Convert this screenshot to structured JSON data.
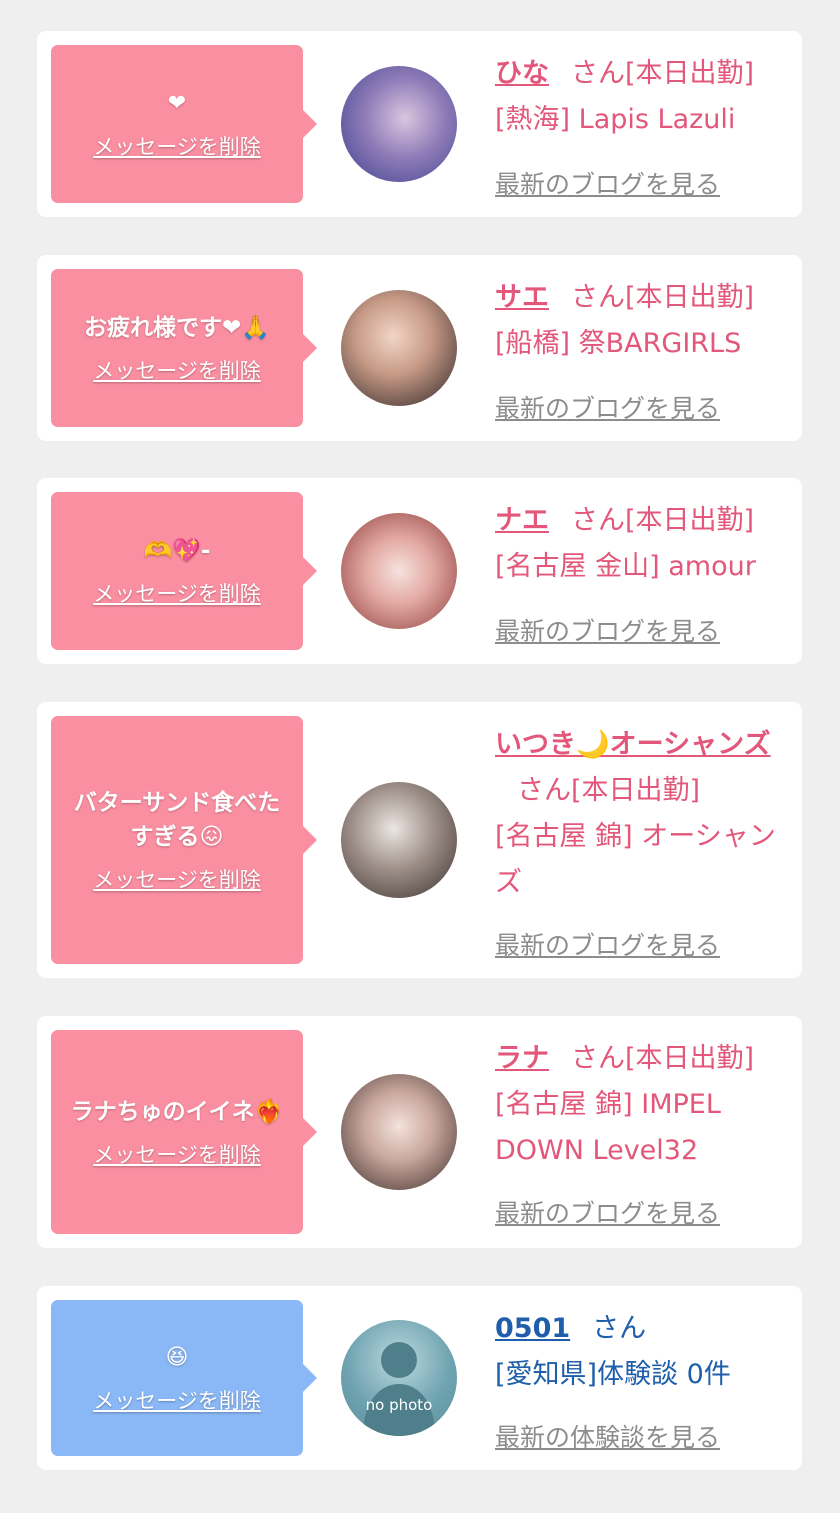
{
  "delete_label": "メッセージを削除",
  "cards": [
    {
      "message": "❤",
      "name": "ひな",
      "honorific": "さん[本日出勤]",
      "shop": "[熱海] Lapis Lazuli",
      "link": "最新のブログを見る"
    },
    {
      "message": "お疲れ様です❤🙏",
      "name": "サエ",
      "honorific": "さん[本日出勤]",
      "shop": "[船橋] 祭BARGIRLS",
      "link": "最新のブログを見る"
    },
    {
      "message": "🫶💖-",
      "name": "ナエ",
      "honorific": "さん[本日出勤]",
      "shop": "[名古屋 金山] amour",
      "link": "最新のブログを見る"
    },
    {
      "message": "バターサンド食べたすぎる😖",
      "name": "いつき🌙オーシャンズ",
      "honorific": "さん[本日出勤]",
      "shop": "[名古屋 錦] オーシャンズ",
      "link": "最新のブログを見る"
    },
    {
      "message": "ラナちゅのイイネ❤‍🔥",
      "name": "ラナ",
      "honorific": "さん[本日出勤]",
      "shop": "[名古屋 錦] IMPEL DOWN Level32",
      "link": "最新のブログを見る"
    },
    {
      "message": "😆",
      "name": "0501",
      "honorific": "さん",
      "shop": "[愛知県]体験談 0件",
      "link": "最新の体験談を見る",
      "avatar_text": "no photo"
    }
  ],
  "colors": {
    "pink_bubble": "#fb8fa2",
    "blue_bubble": "#8ab8f7",
    "pink_text": "#e2577a",
    "blue_text": "#1e5eaa",
    "link_gray": "#8c8c8c"
  }
}
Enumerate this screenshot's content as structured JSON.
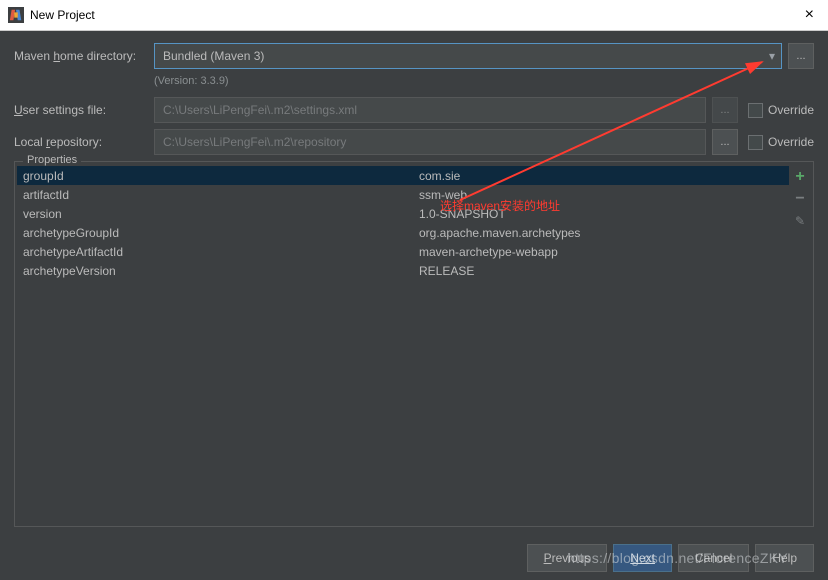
{
  "window": {
    "title": "New Project"
  },
  "labels": {
    "maven_home": "Maven home directory:",
    "user_settings": "User settings file:",
    "local_repo": "Local repository:",
    "override": "Override",
    "properties": "Properties"
  },
  "maven": {
    "home_value": "Bundled (Maven 3)",
    "version_note": "(Version: 3.3.9)"
  },
  "settings": {
    "user_file": "C:\\Users\\LiPengFei\\.m2\\settings.xml",
    "local_repo": "C:\\Users\\LiPengFei\\.m2\\repository"
  },
  "properties_rows": [
    {
      "key": "groupId",
      "value": "com.sie"
    },
    {
      "key": "artifactId",
      "value": "ssm-web"
    },
    {
      "key": "version",
      "value": "1.0-SNAPSHOT"
    },
    {
      "key": "archetypeGroupId",
      "value": "org.apache.maven.archetypes"
    },
    {
      "key": "archetypeArtifactId",
      "value": "maven-archetype-webapp"
    },
    {
      "key": "archetypeVersion",
      "value": "RELEASE"
    }
  ],
  "buttons": {
    "previous": "Previous",
    "next": "Next",
    "cancel": "Cancel",
    "help": "Help",
    "ellipsis": "..."
  },
  "annotation": "选择maven安装的地址",
  "watermark": "https://blog.csdn.net/FlorenceZKY"
}
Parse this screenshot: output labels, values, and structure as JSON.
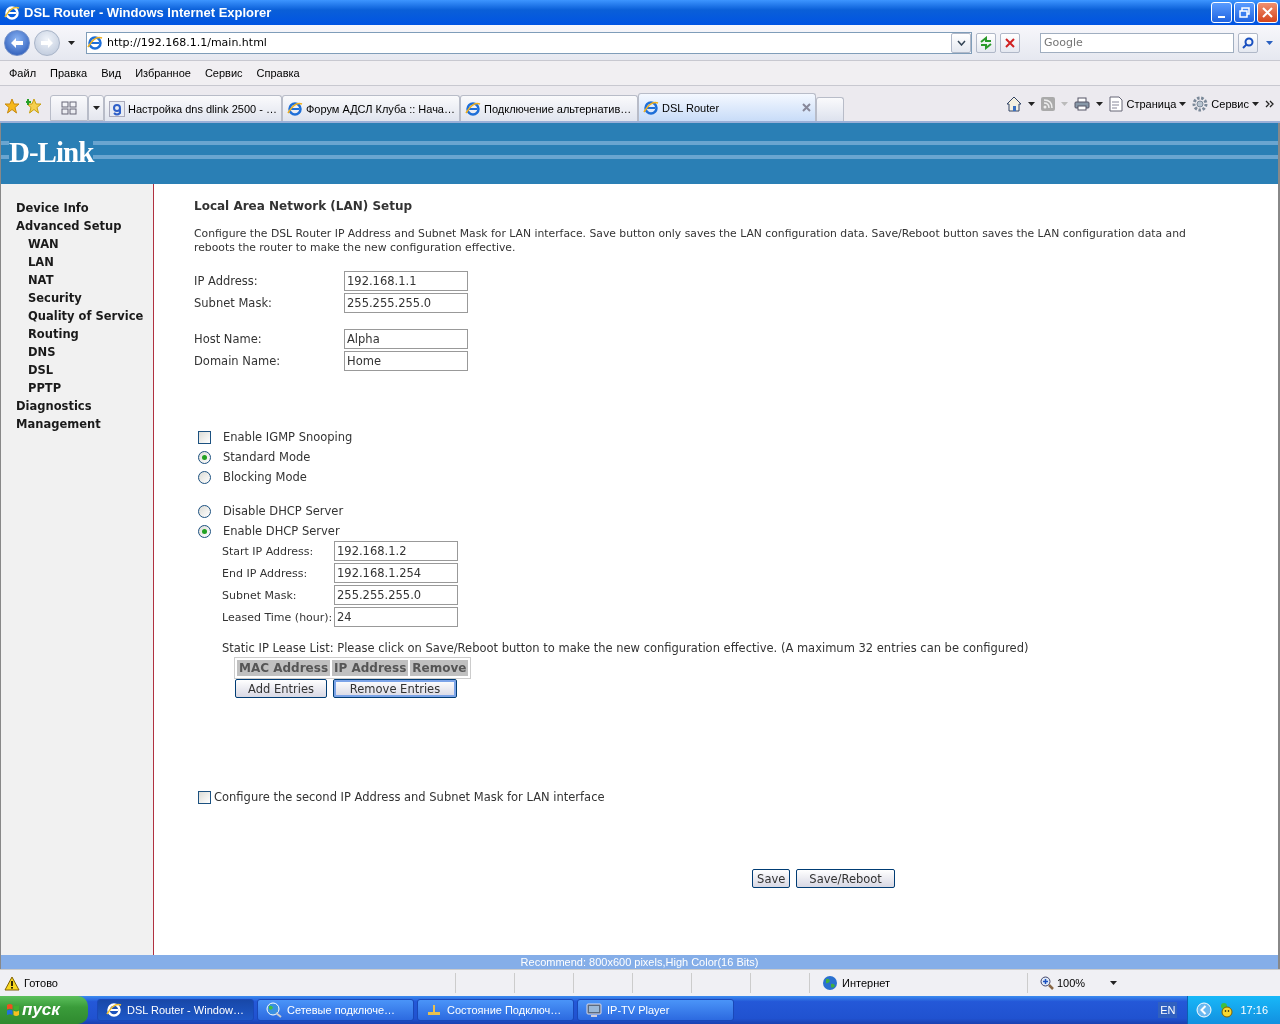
{
  "window": {
    "title": "DSL Router - Windows Internet Explorer"
  },
  "address_bar": {
    "url": "http://192.168.1.1/main.html"
  },
  "search": {
    "placeholder": "Google"
  },
  "menu": [
    "Файл",
    "Правка",
    "Вид",
    "Избранное",
    "Сервис",
    "Справка"
  ],
  "tabs": [
    {
      "label": "Настройка dns dlink 2500 - …",
      "kind": "google",
      "selected": false
    },
    {
      "label": "Форум АДСЛ Клуба :: Нача…",
      "kind": "ie",
      "selected": false
    },
    {
      "label": "Подключение альтернатив…",
      "kind": "ie",
      "selected": false
    },
    {
      "label": "DSL Router",
      "kind": "ie",
      "selected": true
    }
  ],
  "command_bar": [
    {
      "label": "Страница",
      "kind": "page"
    },
    {
      "label": "Сервис",
      "kind": "tools"
    }
  ],
  "page": {
    "logo": "D-Link",
    "sidebar": [
      {
        "label": "Device Info"
      },
      {
        "label": "Advanced Setup",
        "children": [
          {
            "label": "WAN"
          },
          {
            "label": "LAN"
          },
          {
            "label": "NAT"
          },
          {
            "label": "Security"
          },
          {
            "label": "Quality of Service"
          },
          {
            "label": "Routing"
          },
          {
            "label": "DNS"
          },
          {
            "label": "DSL"
          },
          {
            "label": "PPTP"
          }
        ]
      },
      {
        "label": "Diagnostics"
      },
      {
        "label": "Management"
      }
    ],
    "title": "Local Area Network (LAN) Setup",
    "description": "Configure the DSL Router IP Address and Subnet Mask for LAN interface.  Save button only saves the LAN configuration data.  Save/Reboot button saves the LAN configuration data and reboots the router to make the new configuration effective.",
    "field_groups": [
      [
        {
          "label": "IP Address:",
          "value": "192.168.1.1"
        },
        {
          "label": "Subnet Mask:",
          "value": "255.255.255.0"
        }
      ],
      [
        {
          "label": "Host Name:",
          "value": "Alpha"
        },
        {
          "label": "Domain Name:",
          "value": "Home"
        }
      ]
    ],
    "igmp": {
      "label": "Enable IGMP Snooping",
      "checked": false
    },
    "igmp_modes": [
      {
        "label": "Standard Mode",
        "selected": true
      },
      {
        "label": "Blocking Mode",
        "selected": false
      }
    ],
    "dhcp_modes": [
      {
        "label": "Disable DHCP Server",
        "selected": false
      },
      {
        "label": "Enable DHCP Server",
        "selected": true
      }
    ],
    "dhcp_fields": [
      {
        "label": "Start IP Address:",
        "value": "192.168.1.2"
      },
      {
        "label": "End IP Address:",
        "value": "192.168.1.254"
      },
      {
        "label": "Subnet Mask:",
        "value": "255.255.255.0"
      },
      {
        "label": "Leased Time (hour):",
        "value": "24"
      }
    ],
    "lease_note": "Static IP Lease List: Please click on Save/Reboot button to make the new configuration effective. (A maximum 32 entries can be configured)",
    "lease_table": {
      "columns": [
        "MAC Address",
        "IP Address",
        "Remove"
      ]
    },
    "lease_buttons": [
      {
        "label": "Add Entries",
        "focused": false
      },
      {
        "label": "Remove Entries",
        "focused": true
      }
    ],
    "second_ip": {
      "label": "Configure the second IP Address and Subnet Mask for LAN interface",
      "checked": false
    },
    "buttons": [
      "Save",
      "Save/Reboot"
    ],
    "footer": "Recommend: 800x600 pixels,High Color(16 Bits)"
  },
  "status_bar": {
    "text": "Готово",
    "zone": "Интернет",
    "zoom": "100%"
  },
  "taskbar": {
    "start": "пуск",
    "items": [
      {
        "label": "DSL Router - Window…",
        "kind": "ie",
        "selected": true
      },
      {
        "label": "Сетевые подключе…",
        "kind": "network",
        "selected": false
      },
      {
        "label": "Состояние Подключ…",
        "kind": "connection",
        "selected": false
      },
      {
        "label": "IP-TV Player",
        "kind": "tv",
        "selected": false
      }
    ],
    "language": "EN",
    "clock": "17:16"
  }
}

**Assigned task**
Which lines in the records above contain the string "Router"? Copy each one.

**Exercise solution**
    "title": "DSL Router - Windows Internet Explorer"
      "label": "DSL Router",
    "description": "Configure the DSL Router IP Address and Subnet Mask for LAN interface.  Save button only saves the LAN configuration data.  Save/Reboot button saves the LAN configuration data and reboots the router to make the new configuration effective.",
        "label": "DSL Router - Window…",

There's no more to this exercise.